Martin Glyn has pointed out that many young offenders suffer from what he calls ‘parent deficit’. He argues that this is the single most important factor in explaining youth offending. He argues that children need both discipline and love, two things that are often both absent with absent parents.
Research commissioned by NASUWT, a teachers’ union, based on reviewing existing literature and in depth studies of two schools in Birmingham and London found that Family breakdown and a lack of father figures could be to blame for pupils joining gangs, Children as young as nine are being drawn into organised crime for protection and to gain a “sense of belonging” because of the lack of positive role models at home, it is claimed. Others are being effectively “born into” gangs as membership is common among older brothers and even parents in some areas.

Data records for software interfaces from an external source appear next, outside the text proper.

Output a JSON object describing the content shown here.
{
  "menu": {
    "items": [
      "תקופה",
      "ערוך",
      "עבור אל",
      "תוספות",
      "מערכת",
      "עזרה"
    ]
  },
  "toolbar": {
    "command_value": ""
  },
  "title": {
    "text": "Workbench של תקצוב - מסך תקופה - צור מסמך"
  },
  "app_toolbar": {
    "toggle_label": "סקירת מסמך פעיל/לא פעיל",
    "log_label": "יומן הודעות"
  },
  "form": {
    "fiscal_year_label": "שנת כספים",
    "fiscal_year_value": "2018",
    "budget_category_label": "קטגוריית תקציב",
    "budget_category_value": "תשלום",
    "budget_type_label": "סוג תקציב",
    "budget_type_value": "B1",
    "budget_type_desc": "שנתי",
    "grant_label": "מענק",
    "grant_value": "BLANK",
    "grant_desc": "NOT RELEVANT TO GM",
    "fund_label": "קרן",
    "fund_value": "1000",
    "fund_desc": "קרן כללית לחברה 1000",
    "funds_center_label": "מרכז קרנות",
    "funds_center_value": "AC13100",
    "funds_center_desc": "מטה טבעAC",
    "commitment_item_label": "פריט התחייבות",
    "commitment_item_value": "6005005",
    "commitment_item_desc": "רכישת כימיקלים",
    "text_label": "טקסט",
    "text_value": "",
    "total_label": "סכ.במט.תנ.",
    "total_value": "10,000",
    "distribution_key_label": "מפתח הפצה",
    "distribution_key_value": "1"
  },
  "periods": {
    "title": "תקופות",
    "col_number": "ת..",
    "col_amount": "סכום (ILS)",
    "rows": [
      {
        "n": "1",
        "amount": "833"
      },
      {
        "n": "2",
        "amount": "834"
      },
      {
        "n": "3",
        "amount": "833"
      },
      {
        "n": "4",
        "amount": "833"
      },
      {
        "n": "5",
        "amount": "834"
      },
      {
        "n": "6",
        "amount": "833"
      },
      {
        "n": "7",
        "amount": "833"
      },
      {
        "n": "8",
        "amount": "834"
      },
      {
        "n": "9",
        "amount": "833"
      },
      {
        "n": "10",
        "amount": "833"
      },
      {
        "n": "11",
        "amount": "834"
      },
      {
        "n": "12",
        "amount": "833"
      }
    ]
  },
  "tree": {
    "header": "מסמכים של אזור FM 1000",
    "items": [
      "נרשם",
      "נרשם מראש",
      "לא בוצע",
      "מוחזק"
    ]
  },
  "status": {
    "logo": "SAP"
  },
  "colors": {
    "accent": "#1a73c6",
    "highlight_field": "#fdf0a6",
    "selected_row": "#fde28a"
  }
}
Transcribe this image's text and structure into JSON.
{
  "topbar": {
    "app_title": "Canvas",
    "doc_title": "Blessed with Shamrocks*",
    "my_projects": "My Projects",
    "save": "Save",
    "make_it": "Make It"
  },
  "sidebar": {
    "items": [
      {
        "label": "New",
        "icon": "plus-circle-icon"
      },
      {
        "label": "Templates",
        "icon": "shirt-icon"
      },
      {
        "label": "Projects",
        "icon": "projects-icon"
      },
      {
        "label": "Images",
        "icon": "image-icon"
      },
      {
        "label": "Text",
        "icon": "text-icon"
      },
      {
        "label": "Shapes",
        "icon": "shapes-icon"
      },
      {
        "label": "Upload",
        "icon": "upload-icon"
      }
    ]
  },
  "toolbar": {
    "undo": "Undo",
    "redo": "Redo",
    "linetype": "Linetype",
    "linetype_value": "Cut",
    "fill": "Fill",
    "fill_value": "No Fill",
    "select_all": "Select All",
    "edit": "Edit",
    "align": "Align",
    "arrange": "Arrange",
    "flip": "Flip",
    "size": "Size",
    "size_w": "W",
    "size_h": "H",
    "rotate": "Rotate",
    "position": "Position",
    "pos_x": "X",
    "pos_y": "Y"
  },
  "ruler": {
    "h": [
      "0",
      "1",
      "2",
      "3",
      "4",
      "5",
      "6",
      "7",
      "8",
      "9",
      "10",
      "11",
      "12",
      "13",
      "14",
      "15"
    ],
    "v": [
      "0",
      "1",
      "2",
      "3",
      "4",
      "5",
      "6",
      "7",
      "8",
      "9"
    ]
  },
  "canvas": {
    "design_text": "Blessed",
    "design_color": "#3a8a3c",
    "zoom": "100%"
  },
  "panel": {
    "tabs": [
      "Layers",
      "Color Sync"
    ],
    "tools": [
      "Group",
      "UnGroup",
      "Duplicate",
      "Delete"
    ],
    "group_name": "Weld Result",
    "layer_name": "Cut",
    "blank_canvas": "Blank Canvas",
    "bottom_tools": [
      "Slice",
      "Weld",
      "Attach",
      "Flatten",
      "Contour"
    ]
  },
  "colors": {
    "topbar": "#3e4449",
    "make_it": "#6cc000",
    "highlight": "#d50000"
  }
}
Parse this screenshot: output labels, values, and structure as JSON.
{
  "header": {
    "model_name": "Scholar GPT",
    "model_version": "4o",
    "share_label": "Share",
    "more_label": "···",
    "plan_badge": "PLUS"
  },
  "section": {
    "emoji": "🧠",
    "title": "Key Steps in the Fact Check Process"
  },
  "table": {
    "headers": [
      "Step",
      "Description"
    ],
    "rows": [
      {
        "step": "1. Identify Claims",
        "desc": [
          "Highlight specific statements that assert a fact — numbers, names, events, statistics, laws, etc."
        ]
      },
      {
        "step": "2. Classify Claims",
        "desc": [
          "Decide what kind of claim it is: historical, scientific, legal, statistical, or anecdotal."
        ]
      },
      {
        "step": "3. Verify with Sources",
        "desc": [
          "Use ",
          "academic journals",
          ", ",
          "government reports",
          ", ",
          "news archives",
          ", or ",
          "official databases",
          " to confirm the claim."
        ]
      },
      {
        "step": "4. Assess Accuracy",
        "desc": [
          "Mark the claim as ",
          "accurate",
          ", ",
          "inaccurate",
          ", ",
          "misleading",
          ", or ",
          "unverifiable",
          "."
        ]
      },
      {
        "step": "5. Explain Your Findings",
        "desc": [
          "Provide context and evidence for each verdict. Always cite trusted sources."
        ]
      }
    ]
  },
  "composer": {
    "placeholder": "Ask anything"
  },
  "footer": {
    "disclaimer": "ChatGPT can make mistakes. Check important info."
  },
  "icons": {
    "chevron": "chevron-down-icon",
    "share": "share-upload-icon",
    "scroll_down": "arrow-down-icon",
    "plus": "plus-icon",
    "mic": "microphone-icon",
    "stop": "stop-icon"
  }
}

The problem is increasingly threatening some inner-city schools, with teachers claiming that the influence of gang culture has soared over the past three years.
Criticisms of Social Control Theory
Some crimes are more likely to be committed by people with lots of social connections – e.g. Corporate Crime
Marxism – It’s unfair to blame marginalised people – they are victims of an unfair society which does not provide sufficient opportunities for work etc.
Interactionism – Middle class crimes are less likely to appear in the statistics – In reality the attached (middle classes) are just as criminal.
By focussing on the crimes of the marginalised, the right wing elite dupe the public into thinking we need them to protect us from criminals (whereas in reality we need protecting from the elite)
This may be a case of blaming the victim – We need to look at structural factors that lead to family breakdown (poverty, long working hours, unemployment.)
Parent deficit does not automatically lead to children becoming criminals. There are also ‘pull factors’ such as peer group pressure.